++++ Exercise material ++++
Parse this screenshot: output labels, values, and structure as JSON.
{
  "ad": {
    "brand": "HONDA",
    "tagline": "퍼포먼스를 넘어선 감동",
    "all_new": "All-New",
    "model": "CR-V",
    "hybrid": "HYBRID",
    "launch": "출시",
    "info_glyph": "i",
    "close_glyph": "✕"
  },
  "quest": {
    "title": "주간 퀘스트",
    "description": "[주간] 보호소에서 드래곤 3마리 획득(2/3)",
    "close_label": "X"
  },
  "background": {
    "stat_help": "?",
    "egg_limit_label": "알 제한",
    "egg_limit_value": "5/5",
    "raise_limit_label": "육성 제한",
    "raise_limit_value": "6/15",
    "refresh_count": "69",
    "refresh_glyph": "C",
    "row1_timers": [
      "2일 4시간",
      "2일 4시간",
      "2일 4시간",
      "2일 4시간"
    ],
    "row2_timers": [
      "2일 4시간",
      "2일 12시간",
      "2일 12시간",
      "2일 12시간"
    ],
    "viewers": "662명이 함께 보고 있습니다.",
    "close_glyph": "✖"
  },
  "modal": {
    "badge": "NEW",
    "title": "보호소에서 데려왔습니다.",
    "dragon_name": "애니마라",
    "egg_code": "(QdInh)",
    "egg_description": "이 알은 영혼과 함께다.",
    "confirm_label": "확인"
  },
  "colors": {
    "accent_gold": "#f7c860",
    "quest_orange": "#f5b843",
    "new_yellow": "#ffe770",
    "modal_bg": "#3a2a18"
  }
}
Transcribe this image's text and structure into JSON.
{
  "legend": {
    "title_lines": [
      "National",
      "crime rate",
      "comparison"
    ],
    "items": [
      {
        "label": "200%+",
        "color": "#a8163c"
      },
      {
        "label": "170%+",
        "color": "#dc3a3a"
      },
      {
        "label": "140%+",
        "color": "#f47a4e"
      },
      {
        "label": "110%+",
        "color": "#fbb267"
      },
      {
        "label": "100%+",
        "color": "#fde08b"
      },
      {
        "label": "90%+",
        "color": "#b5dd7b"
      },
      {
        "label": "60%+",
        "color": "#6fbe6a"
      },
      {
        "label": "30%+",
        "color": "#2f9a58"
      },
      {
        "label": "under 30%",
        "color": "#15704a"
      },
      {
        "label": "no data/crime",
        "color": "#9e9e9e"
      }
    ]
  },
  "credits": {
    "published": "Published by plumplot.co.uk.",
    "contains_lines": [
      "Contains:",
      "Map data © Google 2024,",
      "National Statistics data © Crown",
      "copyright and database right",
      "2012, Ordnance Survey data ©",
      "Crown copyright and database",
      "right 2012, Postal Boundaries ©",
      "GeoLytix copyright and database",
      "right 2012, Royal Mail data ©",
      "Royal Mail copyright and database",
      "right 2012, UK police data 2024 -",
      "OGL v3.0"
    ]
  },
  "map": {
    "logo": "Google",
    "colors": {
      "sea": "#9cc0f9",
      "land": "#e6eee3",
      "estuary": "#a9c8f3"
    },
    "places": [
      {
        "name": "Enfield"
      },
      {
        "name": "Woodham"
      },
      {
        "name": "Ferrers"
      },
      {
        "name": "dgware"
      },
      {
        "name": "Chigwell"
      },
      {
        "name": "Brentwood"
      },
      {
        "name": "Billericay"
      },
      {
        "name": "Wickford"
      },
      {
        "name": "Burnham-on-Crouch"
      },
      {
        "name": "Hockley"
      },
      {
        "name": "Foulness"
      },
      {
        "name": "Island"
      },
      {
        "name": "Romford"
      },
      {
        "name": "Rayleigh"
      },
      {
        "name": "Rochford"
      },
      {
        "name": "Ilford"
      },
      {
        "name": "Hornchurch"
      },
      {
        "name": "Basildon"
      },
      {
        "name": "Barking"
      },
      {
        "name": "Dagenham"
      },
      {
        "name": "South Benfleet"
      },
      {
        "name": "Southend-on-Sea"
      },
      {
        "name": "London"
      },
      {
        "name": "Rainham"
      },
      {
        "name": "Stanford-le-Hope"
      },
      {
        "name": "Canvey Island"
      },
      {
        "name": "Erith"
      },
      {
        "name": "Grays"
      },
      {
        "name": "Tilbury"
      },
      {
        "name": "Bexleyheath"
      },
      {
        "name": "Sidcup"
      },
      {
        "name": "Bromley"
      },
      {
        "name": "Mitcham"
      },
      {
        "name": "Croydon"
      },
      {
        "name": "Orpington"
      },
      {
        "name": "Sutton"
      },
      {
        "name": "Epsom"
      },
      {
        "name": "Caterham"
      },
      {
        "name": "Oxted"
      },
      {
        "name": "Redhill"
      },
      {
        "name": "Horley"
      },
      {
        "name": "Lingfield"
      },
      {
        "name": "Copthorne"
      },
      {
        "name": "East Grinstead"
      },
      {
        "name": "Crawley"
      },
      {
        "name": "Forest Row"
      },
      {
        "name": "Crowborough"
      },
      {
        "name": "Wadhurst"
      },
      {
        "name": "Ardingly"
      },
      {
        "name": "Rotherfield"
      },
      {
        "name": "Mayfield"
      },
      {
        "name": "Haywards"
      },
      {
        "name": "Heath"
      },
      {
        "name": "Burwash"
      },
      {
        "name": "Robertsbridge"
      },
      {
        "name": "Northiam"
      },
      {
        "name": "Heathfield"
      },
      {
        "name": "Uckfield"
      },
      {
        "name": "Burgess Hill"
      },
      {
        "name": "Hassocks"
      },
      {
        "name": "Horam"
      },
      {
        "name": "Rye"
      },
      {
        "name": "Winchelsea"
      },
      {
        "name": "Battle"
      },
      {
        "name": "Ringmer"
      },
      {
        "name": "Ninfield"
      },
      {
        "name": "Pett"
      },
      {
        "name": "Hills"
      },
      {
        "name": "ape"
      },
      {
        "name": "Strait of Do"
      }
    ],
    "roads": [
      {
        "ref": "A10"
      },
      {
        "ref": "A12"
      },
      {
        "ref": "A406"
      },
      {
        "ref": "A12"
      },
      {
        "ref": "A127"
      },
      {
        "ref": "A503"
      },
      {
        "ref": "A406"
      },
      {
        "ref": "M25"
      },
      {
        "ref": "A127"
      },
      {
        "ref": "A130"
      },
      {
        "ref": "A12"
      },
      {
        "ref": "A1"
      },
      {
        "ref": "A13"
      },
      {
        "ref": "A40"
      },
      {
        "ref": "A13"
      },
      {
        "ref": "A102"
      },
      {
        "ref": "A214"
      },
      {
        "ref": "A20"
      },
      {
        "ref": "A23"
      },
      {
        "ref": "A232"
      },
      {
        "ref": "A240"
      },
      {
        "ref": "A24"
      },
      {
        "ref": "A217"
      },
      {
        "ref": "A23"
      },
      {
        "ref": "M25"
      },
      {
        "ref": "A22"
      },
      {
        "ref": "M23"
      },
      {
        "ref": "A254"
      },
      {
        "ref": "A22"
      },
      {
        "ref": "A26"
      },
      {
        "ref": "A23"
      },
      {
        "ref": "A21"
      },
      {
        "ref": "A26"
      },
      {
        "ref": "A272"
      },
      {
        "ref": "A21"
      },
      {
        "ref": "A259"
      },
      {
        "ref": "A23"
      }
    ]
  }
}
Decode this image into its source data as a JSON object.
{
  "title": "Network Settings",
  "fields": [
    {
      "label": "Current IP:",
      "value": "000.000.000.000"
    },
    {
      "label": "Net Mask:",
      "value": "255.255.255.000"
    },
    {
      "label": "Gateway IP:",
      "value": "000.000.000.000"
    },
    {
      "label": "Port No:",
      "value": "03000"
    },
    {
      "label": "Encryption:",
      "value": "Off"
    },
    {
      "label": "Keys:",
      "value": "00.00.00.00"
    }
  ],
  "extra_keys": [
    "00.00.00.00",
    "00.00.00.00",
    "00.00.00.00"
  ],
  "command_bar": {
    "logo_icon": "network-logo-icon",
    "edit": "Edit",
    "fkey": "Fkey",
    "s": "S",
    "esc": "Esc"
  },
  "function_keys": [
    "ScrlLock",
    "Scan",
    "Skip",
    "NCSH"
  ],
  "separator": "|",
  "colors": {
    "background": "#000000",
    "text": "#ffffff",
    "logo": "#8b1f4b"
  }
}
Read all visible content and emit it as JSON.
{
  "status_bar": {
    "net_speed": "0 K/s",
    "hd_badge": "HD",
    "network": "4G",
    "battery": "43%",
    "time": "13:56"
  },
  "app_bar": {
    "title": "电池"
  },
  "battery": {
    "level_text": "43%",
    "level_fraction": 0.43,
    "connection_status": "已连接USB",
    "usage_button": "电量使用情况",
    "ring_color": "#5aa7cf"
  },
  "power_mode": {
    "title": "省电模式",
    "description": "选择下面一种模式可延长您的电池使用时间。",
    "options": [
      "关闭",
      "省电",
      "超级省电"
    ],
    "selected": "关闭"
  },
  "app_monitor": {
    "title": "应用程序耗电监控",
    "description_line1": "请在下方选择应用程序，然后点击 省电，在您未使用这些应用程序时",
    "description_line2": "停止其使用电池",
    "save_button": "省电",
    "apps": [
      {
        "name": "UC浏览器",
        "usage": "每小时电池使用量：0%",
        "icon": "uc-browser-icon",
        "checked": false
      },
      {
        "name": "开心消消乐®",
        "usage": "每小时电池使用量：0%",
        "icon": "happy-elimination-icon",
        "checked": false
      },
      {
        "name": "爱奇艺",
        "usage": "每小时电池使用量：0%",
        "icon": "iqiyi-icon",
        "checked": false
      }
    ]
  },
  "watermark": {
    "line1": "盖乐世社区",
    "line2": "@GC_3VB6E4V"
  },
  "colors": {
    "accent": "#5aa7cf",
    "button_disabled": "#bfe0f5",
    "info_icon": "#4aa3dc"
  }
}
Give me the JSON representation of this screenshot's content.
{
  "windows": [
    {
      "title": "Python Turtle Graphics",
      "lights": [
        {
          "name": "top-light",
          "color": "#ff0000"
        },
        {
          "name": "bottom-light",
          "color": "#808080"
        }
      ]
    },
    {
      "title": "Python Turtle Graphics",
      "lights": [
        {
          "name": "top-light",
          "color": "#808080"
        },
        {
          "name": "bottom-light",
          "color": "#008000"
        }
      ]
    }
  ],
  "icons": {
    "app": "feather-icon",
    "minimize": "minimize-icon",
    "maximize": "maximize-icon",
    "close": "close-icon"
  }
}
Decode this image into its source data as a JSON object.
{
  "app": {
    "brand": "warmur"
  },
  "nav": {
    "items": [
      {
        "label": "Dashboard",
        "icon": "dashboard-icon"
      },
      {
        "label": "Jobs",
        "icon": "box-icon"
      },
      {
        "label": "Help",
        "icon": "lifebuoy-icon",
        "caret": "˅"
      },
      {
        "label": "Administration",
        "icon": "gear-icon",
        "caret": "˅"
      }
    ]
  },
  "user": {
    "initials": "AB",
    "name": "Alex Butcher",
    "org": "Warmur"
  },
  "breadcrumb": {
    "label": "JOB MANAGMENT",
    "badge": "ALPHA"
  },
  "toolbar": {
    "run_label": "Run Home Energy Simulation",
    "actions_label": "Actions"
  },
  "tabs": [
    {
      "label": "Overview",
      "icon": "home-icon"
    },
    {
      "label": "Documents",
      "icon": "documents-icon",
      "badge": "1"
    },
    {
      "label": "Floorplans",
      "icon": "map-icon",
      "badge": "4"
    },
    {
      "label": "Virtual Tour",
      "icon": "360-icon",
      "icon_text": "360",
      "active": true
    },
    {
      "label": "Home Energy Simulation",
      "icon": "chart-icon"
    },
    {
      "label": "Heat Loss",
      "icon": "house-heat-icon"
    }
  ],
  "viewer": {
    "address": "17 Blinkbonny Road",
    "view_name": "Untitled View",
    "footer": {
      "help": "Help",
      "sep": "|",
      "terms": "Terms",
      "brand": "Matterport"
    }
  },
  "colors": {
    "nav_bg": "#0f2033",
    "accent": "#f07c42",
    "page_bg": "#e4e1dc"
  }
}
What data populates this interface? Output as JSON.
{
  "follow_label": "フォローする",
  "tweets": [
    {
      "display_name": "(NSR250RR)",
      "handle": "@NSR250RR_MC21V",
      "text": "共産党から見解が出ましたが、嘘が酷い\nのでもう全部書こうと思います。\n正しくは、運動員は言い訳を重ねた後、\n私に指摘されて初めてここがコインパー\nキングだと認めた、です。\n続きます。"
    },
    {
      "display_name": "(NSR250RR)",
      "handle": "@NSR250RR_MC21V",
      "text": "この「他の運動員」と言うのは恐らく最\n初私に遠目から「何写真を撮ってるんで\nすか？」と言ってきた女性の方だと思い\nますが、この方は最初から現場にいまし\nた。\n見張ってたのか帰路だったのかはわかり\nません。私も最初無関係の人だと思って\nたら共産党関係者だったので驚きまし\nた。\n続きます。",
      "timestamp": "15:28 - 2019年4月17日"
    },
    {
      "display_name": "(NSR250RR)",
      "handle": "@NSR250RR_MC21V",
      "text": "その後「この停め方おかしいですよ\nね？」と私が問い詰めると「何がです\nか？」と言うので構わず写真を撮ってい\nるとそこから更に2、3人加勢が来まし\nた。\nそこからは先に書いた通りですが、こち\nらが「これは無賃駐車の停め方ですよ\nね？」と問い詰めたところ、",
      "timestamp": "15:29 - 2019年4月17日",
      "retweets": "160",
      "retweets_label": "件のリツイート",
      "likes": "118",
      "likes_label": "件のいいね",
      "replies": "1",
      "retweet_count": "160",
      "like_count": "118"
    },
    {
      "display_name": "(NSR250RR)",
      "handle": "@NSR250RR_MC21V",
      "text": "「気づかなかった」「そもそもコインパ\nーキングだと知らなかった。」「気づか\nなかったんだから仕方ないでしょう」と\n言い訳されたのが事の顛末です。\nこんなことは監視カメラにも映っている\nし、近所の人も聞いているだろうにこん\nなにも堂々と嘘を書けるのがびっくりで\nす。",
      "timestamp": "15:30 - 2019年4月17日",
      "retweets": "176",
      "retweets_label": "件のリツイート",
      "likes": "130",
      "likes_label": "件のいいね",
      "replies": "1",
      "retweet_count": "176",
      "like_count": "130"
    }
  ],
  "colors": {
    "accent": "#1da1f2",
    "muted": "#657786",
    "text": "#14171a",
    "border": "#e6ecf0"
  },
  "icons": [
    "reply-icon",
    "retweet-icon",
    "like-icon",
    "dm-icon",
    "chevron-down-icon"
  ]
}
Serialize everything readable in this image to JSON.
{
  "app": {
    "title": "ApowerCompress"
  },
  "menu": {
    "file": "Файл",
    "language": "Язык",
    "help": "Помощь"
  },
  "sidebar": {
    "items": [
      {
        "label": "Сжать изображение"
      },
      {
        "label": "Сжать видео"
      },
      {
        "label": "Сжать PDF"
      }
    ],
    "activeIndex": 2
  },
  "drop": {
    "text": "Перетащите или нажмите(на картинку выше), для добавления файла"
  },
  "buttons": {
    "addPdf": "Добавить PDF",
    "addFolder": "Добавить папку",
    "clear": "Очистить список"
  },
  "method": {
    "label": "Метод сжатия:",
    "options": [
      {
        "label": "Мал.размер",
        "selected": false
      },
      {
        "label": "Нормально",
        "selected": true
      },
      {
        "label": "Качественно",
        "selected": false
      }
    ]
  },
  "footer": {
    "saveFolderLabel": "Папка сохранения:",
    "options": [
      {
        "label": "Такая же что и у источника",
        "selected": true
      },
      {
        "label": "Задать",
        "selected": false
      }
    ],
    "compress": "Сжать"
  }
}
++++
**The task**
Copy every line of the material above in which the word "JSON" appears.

**Reply to the exercise**
Parse this screenshot: output labels, values, and structure as JSON.
Transcribe this image's text and structure into JSON.
Decode this image into its source data as a JSON object.
Read all visible content and emit it as JSON.
Give me the JSON representation of this screenshot's content.
Decode this image into its source data as a JSON object.
What data populates this interface? Output as JSON.
Serialize everything readable in this image to JSON.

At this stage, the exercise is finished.